The timing is right for something like this. David is the rare musician who is producing more music in his seventies than most musicians make in their twenties.

He has also surrounded himself with a new band composed of young, super talented musicians. Last year they released “Lighthouse,” which Rolling Stone called Crosby’s “finest since the Seventies.” Here’s a little more from the Rolling Stone review:

“Lights twinkle, flicker, blaze, and sparkle throughout David Crosby’s finest solo album since his melancholy 1971 masterpiece ‘If I could Only Remember My Name.’ A subtly cohesive set of tunes reflecting Crosby’s politics, spirituality and emotional maturity, ‘Lighthouse’ is an unusually robust late-career move radiating inventive musicianship, relaxed self-assurance and gently cantankerous autumnal wisdom.”

At 51, I particularly related to songs like “The Things We Do for Love” because it reminds me so much of how I feel about the woman who is my best friend and lover. Here’s some lyrics:

At first it's just fun
But love is long
A little each day
You build it that way

David’s got another record coming out in April. In a couple of weeks, he’s going on a national tour to support it.

The last stop on the tour is in Maine at the end of May. So David decided to add one more date. Now the tour will end in the town where I was born – New London, Connecticut. The city is also where my book Little Pink House is set. Last year David wrote the theme song – called, “Home Free” – for the movie that is based on my book.


The movie should be out later this year. And theme song appears on David’s new album. So it will be a historic night when David delivers a command performance on Memorial Day at New London’s Garde Arts Center, a theater that rivals the venues on Broadway.

The Garde Arts Center.The Garde Arts Center.

A couple weeks ago, my students from Southern Virginia University spent a few days with me in New York and Connecticut. During their visit, I took them to the CBS affiliate, where I went on the air to announce that David Crosby tickets were going on sale.

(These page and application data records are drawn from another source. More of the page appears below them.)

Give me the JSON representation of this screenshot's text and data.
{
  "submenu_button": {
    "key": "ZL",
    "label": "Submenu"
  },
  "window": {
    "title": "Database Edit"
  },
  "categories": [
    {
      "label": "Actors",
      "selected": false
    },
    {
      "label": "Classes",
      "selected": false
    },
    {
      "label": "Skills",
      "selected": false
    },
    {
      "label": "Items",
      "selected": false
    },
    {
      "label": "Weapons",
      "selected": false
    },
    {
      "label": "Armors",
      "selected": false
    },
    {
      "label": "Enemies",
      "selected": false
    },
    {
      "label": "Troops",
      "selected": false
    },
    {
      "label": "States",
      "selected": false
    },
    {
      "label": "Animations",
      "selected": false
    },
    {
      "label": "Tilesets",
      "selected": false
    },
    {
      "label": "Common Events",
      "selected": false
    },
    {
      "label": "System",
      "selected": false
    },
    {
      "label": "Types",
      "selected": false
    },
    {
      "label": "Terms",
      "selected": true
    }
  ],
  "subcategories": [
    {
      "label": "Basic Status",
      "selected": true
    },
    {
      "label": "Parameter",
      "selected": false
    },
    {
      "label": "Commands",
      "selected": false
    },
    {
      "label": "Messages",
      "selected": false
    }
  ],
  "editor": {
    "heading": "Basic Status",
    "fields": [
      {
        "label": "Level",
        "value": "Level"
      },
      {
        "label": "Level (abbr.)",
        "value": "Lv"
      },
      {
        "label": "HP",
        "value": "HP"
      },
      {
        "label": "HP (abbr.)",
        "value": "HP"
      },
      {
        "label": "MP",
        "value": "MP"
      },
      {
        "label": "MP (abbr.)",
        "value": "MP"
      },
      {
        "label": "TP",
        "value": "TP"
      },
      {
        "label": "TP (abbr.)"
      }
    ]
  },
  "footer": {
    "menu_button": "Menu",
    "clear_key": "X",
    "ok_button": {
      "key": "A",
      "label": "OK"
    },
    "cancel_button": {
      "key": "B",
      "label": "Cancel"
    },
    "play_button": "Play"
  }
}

Radio host Lee Elci. (Photo by Clancy Benedict)Radio host Lee Elci. (Photo by Clancy Benedict)

Radio host Lee Elci is a longtime friend and a big CSN fan. He welcomed my students and took time to teach them about his craft.

SVU students with Lee Elci at CBS Radio. (Photo by Clancy Benedict)SVU students with Lee Elci at CBS Radio. (Photo by Clancy Benedict)

Meantime, David is cultivating a bunch of new fans. Can’t wait for the show.